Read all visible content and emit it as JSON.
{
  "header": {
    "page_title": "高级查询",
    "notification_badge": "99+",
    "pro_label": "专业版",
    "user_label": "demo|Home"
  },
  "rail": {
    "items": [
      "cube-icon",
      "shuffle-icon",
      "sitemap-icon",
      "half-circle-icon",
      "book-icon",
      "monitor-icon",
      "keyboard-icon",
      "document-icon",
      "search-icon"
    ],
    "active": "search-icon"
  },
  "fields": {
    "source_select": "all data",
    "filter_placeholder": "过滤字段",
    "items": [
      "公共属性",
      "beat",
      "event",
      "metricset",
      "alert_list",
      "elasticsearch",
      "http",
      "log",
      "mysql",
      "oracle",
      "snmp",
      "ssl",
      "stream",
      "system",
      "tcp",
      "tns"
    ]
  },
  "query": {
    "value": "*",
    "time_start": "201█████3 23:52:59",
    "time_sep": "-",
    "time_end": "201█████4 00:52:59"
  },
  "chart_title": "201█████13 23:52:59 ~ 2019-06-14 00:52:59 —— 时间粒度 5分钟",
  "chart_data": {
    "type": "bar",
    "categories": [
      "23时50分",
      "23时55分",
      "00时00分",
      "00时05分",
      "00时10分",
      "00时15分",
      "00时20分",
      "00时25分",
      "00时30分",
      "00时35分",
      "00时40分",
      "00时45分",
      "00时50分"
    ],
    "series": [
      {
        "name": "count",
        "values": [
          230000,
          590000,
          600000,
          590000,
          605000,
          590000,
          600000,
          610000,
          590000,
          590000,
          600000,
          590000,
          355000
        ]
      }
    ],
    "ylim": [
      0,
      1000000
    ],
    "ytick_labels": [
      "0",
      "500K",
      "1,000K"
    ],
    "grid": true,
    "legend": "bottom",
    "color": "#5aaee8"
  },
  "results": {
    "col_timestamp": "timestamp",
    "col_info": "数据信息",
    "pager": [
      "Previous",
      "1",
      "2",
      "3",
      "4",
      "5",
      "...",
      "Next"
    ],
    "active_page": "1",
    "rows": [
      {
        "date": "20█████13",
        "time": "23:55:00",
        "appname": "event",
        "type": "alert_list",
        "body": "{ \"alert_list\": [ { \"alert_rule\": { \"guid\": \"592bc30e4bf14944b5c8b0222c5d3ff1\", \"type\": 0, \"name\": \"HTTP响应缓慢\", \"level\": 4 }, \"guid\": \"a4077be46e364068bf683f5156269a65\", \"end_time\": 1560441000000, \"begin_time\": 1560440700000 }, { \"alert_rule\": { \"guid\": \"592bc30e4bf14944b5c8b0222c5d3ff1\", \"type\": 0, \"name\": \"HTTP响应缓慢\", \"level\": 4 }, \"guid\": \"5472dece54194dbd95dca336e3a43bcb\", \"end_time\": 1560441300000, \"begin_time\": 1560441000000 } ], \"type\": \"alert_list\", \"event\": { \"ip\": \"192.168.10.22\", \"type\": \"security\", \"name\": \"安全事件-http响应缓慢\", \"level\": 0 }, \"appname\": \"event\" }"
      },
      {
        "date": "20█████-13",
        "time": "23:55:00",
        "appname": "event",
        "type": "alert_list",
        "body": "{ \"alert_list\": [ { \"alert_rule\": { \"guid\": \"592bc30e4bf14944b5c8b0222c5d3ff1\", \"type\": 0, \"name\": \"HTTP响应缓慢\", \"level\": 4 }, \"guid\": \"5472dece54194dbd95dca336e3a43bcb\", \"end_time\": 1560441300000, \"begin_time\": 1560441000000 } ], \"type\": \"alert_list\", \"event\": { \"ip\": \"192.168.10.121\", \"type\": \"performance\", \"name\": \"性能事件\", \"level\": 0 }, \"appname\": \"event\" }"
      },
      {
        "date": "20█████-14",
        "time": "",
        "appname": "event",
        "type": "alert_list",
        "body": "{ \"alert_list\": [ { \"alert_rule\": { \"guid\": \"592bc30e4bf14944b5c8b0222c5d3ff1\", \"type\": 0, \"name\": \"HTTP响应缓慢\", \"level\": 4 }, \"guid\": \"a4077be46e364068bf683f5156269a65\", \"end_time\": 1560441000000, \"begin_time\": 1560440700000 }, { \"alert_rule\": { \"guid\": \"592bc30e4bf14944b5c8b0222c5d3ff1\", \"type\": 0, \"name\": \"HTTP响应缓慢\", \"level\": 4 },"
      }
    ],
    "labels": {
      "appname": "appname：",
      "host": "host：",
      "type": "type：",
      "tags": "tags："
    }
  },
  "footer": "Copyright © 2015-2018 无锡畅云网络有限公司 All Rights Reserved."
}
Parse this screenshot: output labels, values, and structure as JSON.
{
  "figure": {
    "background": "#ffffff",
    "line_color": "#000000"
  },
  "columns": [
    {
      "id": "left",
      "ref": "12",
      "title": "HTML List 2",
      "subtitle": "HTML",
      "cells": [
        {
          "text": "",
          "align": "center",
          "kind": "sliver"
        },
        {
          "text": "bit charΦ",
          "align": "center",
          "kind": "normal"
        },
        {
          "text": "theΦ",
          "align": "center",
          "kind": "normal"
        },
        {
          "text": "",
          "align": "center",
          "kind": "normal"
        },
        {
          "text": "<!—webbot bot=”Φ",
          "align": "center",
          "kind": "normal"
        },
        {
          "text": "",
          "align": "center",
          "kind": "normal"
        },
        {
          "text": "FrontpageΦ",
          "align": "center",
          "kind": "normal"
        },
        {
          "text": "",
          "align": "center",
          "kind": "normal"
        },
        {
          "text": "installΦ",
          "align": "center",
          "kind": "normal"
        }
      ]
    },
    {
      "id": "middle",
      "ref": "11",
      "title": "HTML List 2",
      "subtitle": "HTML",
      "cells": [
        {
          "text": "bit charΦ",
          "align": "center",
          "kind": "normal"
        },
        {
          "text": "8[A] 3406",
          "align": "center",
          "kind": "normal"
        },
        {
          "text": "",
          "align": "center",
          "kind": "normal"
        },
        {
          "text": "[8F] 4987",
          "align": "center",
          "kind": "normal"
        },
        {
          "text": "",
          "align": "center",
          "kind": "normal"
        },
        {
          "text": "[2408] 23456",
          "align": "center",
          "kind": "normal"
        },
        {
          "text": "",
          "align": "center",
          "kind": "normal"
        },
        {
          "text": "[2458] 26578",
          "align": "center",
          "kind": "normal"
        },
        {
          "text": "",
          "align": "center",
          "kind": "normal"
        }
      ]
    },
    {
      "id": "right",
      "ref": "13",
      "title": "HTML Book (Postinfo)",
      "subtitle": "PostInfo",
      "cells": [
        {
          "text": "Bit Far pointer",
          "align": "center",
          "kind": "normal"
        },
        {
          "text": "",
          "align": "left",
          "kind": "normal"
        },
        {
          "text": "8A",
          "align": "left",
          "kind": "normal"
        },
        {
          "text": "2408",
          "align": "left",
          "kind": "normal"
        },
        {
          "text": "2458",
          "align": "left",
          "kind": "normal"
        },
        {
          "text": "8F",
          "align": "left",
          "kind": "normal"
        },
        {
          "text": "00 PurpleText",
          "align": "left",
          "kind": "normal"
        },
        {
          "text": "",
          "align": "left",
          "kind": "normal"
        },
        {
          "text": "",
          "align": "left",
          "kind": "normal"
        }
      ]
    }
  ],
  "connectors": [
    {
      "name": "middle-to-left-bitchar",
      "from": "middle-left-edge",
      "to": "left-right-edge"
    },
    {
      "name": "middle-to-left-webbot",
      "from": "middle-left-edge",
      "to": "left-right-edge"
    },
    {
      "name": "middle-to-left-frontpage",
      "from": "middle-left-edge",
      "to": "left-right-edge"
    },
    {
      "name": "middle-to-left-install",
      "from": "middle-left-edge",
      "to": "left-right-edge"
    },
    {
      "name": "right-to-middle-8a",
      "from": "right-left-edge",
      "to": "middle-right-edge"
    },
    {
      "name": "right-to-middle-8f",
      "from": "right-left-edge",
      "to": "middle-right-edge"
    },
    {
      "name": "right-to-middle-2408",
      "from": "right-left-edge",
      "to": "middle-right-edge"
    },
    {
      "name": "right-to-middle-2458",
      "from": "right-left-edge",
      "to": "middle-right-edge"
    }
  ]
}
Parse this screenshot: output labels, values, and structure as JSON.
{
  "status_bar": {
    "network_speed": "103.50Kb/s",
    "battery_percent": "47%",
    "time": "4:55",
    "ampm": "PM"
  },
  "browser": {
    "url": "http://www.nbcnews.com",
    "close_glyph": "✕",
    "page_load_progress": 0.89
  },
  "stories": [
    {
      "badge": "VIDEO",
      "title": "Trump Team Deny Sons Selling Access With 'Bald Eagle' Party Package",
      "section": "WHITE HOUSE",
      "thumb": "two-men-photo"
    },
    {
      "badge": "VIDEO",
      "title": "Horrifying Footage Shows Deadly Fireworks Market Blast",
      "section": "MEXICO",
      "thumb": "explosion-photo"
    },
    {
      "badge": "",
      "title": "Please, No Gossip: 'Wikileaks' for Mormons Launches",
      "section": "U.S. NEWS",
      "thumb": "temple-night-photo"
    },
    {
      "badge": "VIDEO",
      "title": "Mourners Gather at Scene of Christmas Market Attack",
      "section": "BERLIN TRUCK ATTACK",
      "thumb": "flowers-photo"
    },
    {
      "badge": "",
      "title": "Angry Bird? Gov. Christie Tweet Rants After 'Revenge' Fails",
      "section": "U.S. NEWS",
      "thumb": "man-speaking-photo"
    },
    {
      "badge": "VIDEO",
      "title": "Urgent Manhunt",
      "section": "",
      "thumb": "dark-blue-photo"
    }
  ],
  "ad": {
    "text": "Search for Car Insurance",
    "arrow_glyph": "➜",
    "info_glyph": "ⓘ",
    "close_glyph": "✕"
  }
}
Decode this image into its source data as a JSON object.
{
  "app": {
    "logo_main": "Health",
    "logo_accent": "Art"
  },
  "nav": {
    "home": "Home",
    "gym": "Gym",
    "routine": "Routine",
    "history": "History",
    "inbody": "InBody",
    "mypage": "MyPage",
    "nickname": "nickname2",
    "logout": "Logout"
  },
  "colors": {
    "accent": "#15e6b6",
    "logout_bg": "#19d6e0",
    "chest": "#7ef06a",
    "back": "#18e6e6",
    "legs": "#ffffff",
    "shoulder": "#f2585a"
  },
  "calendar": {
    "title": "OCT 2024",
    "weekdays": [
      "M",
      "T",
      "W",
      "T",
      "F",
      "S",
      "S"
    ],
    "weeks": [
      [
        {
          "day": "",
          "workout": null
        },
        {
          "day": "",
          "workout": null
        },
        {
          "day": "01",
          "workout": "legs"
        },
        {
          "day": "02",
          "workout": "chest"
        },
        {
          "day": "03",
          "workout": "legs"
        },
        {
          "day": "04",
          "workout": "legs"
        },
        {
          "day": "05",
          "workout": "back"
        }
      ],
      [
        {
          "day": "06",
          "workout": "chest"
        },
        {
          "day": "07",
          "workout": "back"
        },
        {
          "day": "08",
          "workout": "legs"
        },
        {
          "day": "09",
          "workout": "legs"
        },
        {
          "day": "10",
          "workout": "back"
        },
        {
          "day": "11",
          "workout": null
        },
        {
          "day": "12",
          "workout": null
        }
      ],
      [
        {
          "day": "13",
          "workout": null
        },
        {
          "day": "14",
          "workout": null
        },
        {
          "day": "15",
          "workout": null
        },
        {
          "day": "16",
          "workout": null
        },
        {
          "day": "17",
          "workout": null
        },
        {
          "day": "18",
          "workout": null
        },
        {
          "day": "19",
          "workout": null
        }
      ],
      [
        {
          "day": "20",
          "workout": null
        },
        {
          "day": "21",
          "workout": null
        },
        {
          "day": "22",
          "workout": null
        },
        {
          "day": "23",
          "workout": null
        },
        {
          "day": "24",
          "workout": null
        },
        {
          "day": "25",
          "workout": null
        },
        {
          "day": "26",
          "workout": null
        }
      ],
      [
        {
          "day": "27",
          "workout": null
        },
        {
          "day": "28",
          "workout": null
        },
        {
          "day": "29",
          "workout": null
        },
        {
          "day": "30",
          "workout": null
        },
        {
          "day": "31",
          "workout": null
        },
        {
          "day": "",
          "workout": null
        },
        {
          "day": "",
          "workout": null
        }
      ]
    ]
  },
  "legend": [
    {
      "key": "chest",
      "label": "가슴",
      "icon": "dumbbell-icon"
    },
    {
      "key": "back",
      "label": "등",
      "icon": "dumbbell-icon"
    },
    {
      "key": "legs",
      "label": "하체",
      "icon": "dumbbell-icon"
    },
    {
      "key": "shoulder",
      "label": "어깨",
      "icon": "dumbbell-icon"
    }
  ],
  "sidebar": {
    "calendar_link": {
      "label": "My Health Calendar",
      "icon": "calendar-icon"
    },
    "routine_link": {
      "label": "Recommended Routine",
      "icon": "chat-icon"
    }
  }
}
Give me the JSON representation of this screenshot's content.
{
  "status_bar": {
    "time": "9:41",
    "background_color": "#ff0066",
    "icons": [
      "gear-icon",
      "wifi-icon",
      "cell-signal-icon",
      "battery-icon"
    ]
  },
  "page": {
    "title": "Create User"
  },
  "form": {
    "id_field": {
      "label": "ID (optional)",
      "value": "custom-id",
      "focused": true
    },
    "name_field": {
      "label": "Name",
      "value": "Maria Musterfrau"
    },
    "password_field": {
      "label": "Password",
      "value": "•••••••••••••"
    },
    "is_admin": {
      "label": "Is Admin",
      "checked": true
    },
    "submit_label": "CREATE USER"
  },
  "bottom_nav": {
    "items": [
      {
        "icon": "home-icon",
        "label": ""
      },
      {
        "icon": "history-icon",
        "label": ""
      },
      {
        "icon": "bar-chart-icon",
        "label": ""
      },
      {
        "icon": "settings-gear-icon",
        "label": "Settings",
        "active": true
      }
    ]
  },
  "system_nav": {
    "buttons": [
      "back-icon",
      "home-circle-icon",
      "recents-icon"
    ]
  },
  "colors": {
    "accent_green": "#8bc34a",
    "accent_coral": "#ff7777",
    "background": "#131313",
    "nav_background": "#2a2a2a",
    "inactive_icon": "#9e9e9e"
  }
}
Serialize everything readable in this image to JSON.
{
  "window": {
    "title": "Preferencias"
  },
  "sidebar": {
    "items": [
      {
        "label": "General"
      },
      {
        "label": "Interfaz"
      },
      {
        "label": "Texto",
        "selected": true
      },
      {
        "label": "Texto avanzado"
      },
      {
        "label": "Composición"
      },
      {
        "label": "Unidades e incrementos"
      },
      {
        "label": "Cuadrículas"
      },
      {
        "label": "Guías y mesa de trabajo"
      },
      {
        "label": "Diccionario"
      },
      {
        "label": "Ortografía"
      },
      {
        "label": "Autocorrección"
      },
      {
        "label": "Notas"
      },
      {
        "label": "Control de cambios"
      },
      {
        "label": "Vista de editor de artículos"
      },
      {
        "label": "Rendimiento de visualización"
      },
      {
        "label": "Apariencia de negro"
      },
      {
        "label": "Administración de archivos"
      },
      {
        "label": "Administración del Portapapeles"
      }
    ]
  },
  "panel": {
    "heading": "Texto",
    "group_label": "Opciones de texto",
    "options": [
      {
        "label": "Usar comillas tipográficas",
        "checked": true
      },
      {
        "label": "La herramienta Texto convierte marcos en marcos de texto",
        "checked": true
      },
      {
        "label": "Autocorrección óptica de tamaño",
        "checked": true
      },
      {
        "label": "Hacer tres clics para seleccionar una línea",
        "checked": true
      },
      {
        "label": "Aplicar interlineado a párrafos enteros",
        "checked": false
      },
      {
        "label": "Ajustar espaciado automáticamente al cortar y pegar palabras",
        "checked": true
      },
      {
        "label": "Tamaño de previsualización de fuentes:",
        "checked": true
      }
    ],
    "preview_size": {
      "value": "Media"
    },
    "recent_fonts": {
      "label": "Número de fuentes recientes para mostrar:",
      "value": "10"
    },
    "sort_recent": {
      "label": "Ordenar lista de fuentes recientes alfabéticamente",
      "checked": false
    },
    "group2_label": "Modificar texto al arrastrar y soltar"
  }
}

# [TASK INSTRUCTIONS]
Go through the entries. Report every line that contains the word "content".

# [RESULT]
Read all visible content and emit it as JSON.
Give me the JSON representation of this screenshot's content.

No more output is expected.